Linux and kids: What are the best ways to teach children about open source?

How does the open source community encourage the next generation to use Linux and open source software? Read about the just-for-kids Qimo distribution and recommend your own resources.

A lot of the news I come across is contentious -- of the Linux vs. Microsoft variety -- and then there are the lawsuits, claims and counterclaims, and forum flame-throwing that go along with it. That's why I was charmed by this little story by columnist Mike Cassidy from last week's Southern California Linux Expo about three young girls who submitted proposals for their own presentations. Sisters Saskia and Malakai Wade (ages 8 and 12, respectively) and friend Mirano Cafiero (also age 12) talked about Gimp, TuxPaint, and OLPC XO computers. Malakai showed a stop-action Barbie video that she made with OpenShot.

The girls inherited their interests from their fathers, both active in the world of open source. Cassidy writes:

In fact, the Cafiero and Wade families might offer a hint to educators and hiring managers who've puzzled over the problem of the low percentage of women working in high-tech fields. Mirano said her father's fascination with open source has inspired her. It's helped her figure out what she can do and what she wants to do.

This story made me wonder what kinds of programs and opportunities are out there in the Linux community that are just for kids. Apart from enthusiasts getting their own kids involved at home, are there special projects aimed at teaching children about Linux and open source software?

One thing I found was the Qimo desktop operating system, based on Ubuntu, and designed just for kids. You can download it here.

It requires a minimum of 256MB of memory to run from the CD, or 192MB to install and at least 6GB of hard drive space is recommended, with a 400MHz or faster CPU. From the FAQ on the site:

Qimo was designed to be a standalone home computer for kids, rather than a networked classroom computer. The interface for Qimo is designed to be easy enough for a 3 year old to use, without having to navigate menus or manage multiple open windows. Also, Qimo will also run from a LiveCD, and doesn't require an existing Ubuntu installation the way Edubuntu does.

Have you introduced any little ones to Qimo or other Linux-based OSs? What are the best resources, games, programs and projects for children, and what age groups would you recommend them for?

By Selena Frye

Selena has been at TechRepublic since 2002. She is currently a Senior Editor with a background in technical writing, editing, and research.

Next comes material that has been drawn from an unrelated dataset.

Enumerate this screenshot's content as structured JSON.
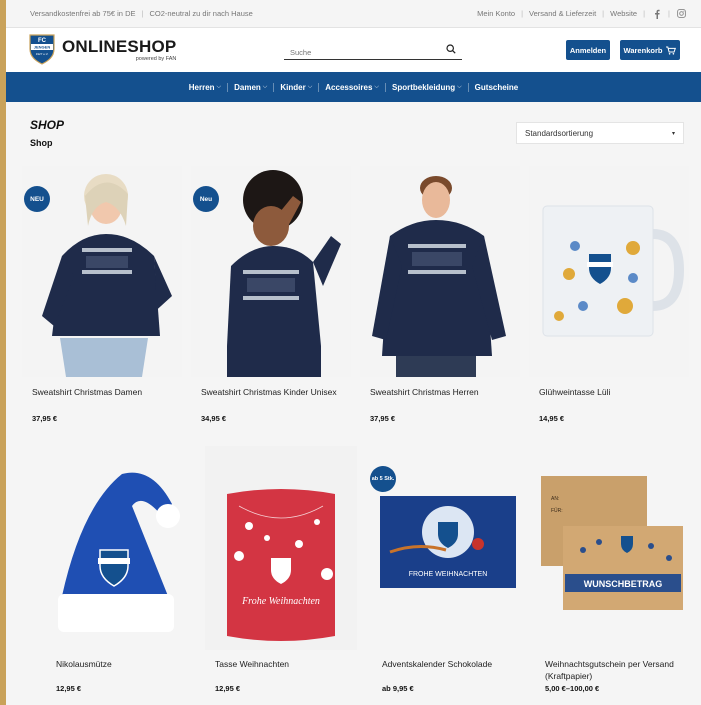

She edits Data Center, Linux and Open Source, Apple in the Enterprise, The Enterprise Cloud, Web Designer, and...